### Provided records
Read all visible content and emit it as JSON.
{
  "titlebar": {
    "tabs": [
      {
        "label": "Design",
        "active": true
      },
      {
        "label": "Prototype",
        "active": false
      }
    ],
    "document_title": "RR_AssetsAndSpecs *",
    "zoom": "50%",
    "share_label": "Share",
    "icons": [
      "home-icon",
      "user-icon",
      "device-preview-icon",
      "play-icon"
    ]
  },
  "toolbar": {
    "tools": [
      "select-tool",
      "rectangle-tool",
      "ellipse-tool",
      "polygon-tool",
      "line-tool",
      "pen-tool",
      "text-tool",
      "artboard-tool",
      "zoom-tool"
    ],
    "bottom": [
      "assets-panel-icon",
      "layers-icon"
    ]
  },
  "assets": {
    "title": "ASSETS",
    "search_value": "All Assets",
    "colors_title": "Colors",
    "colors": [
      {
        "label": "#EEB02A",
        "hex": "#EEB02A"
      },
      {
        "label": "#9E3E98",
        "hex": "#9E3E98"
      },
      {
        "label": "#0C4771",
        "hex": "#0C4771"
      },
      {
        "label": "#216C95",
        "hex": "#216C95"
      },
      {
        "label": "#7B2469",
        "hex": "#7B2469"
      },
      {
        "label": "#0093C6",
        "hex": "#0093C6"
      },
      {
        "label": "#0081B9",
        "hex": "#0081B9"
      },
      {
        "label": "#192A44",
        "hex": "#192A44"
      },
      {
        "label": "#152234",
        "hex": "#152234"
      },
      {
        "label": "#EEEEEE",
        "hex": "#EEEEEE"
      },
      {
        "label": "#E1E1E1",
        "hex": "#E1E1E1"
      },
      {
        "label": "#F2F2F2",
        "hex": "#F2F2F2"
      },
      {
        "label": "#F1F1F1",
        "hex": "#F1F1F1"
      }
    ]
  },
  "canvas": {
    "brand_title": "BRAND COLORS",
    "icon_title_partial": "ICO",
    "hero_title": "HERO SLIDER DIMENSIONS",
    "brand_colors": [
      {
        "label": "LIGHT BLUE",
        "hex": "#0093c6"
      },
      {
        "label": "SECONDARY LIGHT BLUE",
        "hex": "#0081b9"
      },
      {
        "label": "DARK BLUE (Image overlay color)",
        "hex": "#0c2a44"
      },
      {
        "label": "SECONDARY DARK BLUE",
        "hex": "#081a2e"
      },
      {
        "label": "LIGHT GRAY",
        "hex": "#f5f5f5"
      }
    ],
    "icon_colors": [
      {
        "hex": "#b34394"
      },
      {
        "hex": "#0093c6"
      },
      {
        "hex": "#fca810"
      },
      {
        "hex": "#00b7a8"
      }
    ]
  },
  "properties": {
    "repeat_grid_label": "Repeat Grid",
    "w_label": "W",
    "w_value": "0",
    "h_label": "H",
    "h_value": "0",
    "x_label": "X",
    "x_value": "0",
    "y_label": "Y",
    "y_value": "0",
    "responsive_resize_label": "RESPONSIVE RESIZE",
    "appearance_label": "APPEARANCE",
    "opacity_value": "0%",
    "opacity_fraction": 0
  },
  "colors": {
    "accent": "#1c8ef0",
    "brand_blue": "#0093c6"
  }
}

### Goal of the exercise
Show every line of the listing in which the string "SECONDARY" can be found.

### Solution for this task
        "label": "SECONDARY LIGHT BLUE",
        "label": "SECONDARY DARK BLUE",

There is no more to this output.